Report only the number of lines in the entries below that hold the word "title".

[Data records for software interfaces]

══════════════════════════════

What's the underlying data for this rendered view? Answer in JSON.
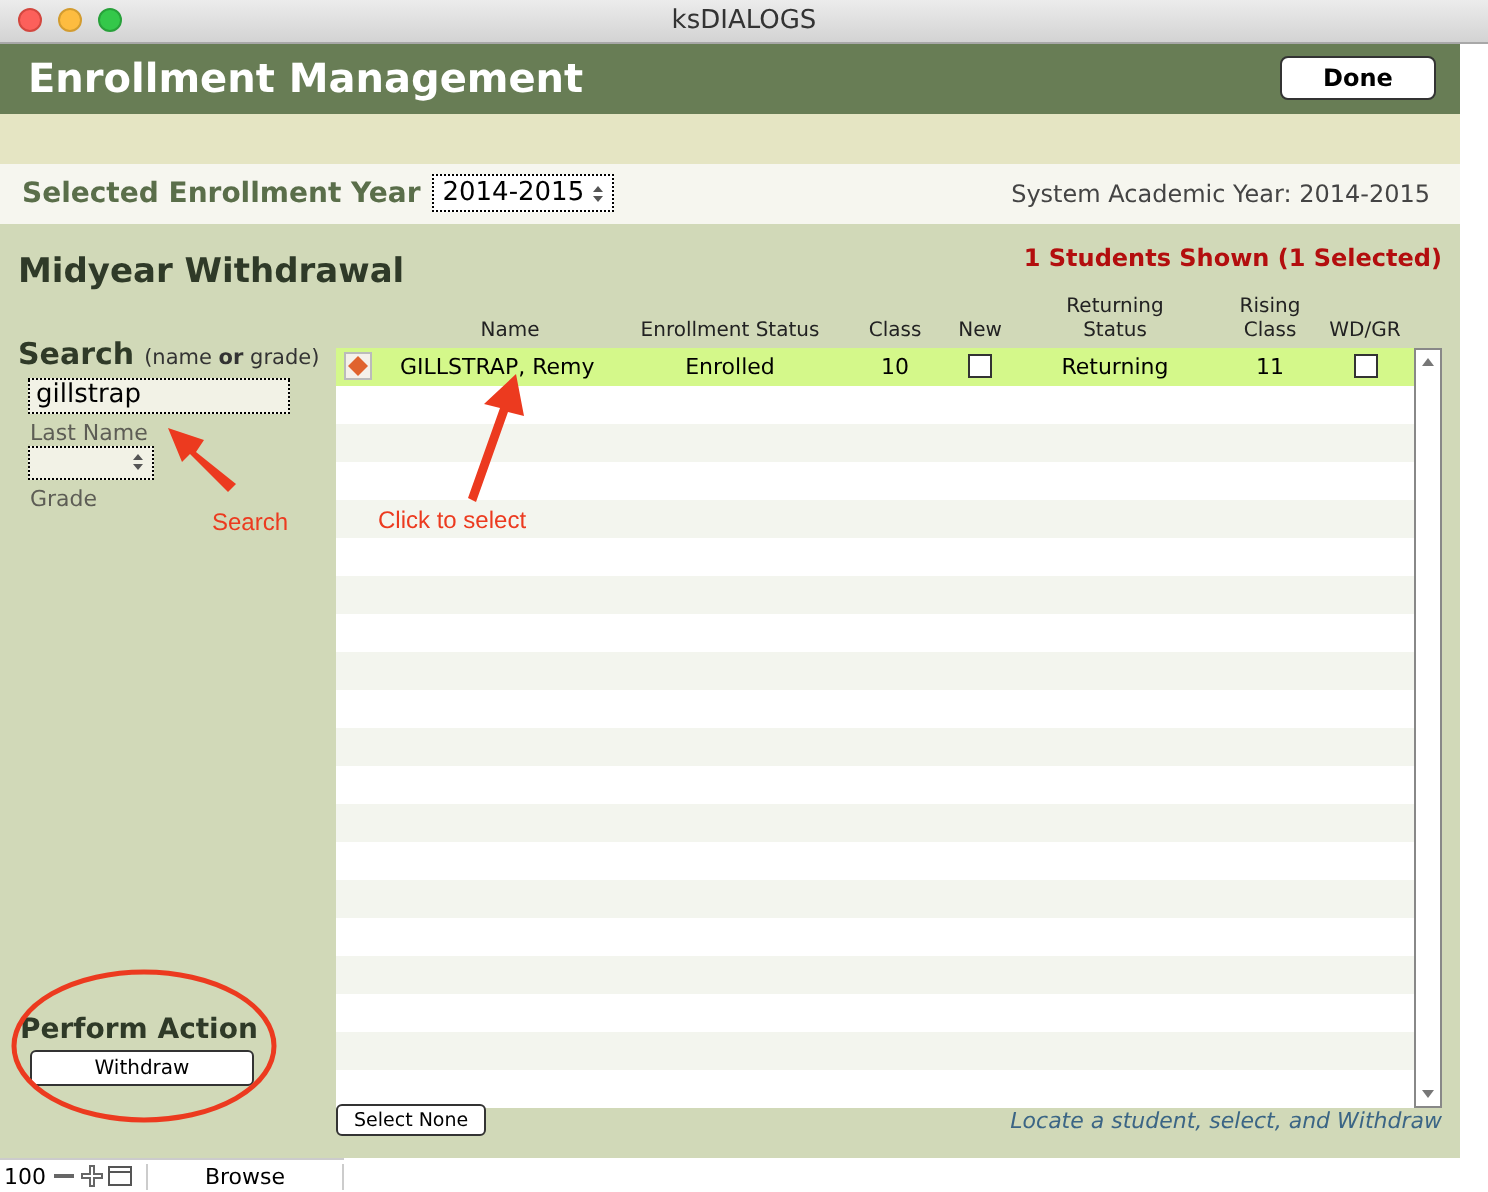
{
  "window": {
    "title": "ksDIALOGS"
  },
  "header": {
    "title": "Enrollment Management",
    "done_button": "Done"
  },
  "year_bar": {
    "label": "Selected Enrollment Year",
    "year_select": "2014-2015",
    "system_year": "System Academic Year: 2014-2015"
  },
  "panel": {
    "title": "Midyear Withdrawal",
    "count": "1 Students Shown (1 Selected)"
  },
  "search": {
    "title": "Search",
    "hint": "(name **or** grade)",
    "last_name_value": "gillstrap",
    "last_name_label": "Last Name",
    "grade_label": "Grade"
  },
  "table": {
    "columns": [
      "Name",
      "Enrollment Status",
      "Class",
      "New",
      "Returning Status",
      "Rising Class",
      "WD/GR"
    ],
    "rows": [
      {
        "name": "GILLSTRAP, Remy",
        "enrollment_status": "Enrolled",
        "class": "10",
        "new": false,
        "returning_status": "Returning",
        "rising_class": "11",
        "wd_gr": false,
        "selected": true
      }
    ]
  },
  "action": {
    "title": "Perform Action",
    "button": "Withdraw"
  },
  "select_none_button": "Select None",
  "footer_hint": "Locate a student, select, and Withdraw",
  "annotations": [
    {
      "kind": "search",
      "text": "Search"
    },
    {
      "kind": "select",
      "text": "Click to select"
    }
  ],
  "status_bar": {
    "zoom": "100",
    "mode": "Browse"
  }
}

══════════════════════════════

# [Completed task]
5